There aren’t many other countries with the same infrastructure for robust research programmes in niche fields such as space synthetic biology and I’ve been fortunate to have a lot of support from all stakeholders along the way.
The primary challenges I faced were the more typical ones encountered by international students – for example, navigating the exchange rate and immigration paperwork. But there was always guidance available from my advisors.
CV IN A NUTSHELL
Jithran Ekanayake grew up in Sri Lanka and moved to the US in 2016 to study biology at Carleton College in Minnesota on a scholarship from The Starr Foundation.
Presently, he’s studying space bio-process engineering as a PhD student at the University of Florida where he works in a synthetic biology lab led by Dr. Amor Menezes. His research applies synthetic biology to space to help solve life-support challenges impacting human space exploration.
Ekanayake is passionate about space exploration, synthetic biology and public health, and spendshis time trying to reconcile the three fields through a range of STEM and education projects.
He aims to help people engage intrinsically with the best of what fuels their imagination, and see them step into authentic and peaceful exploration of their vision – without fear, despite failure and in spite of adversity.
Q: Could you offer some advice to young Sri Lankans who are considering migration to explore educational opportunities?
A: I’d strongly encourage them to pursue higher education in the US – particularly for STEM.
For qualified secondary school students, many funding opportunities are offered by private universities in the United States so you shouldn’t be deterred by costs.
Gateway College (Colombo)
Carleton College (Minnesota)
University of Florida
COUNTRY OF RESIDENCE
STATE OF RESIDENCE
Q: And what are your hopes when it comes to strengthening ties between the US and Sri Lanka?
A: My hope is to connect the US and Sri Lanka with cross-cultural research opportunities for secondary or middle and high school students before they enter college.
As part of my secondary education in Sri Lanka, I was given the opportunity to participate in what was said to be the first student run stroke research project in the country, which laid the foundation for my work in STEM.

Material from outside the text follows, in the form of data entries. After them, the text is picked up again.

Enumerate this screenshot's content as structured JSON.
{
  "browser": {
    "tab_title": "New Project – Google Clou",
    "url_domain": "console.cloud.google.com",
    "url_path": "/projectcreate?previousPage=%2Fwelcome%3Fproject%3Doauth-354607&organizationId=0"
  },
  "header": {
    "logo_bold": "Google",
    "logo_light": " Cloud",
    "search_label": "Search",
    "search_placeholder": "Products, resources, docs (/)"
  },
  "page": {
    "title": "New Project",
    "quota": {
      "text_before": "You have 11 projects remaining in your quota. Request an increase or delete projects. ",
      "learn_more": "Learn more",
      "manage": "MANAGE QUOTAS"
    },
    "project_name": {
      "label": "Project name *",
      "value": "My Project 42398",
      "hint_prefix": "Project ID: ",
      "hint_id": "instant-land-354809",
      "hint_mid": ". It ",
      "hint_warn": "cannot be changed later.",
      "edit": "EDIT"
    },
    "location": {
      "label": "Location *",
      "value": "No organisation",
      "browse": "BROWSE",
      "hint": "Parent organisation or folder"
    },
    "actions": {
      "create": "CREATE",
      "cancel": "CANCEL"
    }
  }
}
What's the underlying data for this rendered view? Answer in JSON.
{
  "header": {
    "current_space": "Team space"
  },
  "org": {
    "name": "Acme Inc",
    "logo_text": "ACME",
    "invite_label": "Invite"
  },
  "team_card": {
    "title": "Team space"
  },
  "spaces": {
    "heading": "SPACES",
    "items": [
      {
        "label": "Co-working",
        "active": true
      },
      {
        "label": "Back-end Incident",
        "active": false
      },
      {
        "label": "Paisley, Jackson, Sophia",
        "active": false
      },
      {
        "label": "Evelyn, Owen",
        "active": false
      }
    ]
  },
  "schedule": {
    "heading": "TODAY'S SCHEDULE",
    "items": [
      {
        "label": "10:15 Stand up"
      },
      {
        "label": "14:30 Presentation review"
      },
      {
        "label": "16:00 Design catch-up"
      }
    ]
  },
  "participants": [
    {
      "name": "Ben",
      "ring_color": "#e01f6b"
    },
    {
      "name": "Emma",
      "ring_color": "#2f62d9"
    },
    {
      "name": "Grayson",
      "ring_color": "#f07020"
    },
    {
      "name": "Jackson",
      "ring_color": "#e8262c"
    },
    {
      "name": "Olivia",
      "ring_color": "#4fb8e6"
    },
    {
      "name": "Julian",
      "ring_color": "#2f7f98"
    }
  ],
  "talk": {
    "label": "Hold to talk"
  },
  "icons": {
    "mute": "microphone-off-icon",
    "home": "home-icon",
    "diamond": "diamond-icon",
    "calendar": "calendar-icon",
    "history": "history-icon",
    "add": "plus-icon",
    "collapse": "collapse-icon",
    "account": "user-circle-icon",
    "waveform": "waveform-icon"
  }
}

Many studies have linked early career research with long-term student academic resilience and I want to cultivate partnerships between the two countries to nurture pre-collegiate research.
“My hope is to connect the US and Sri Lanka with cross-cultural research opportunities”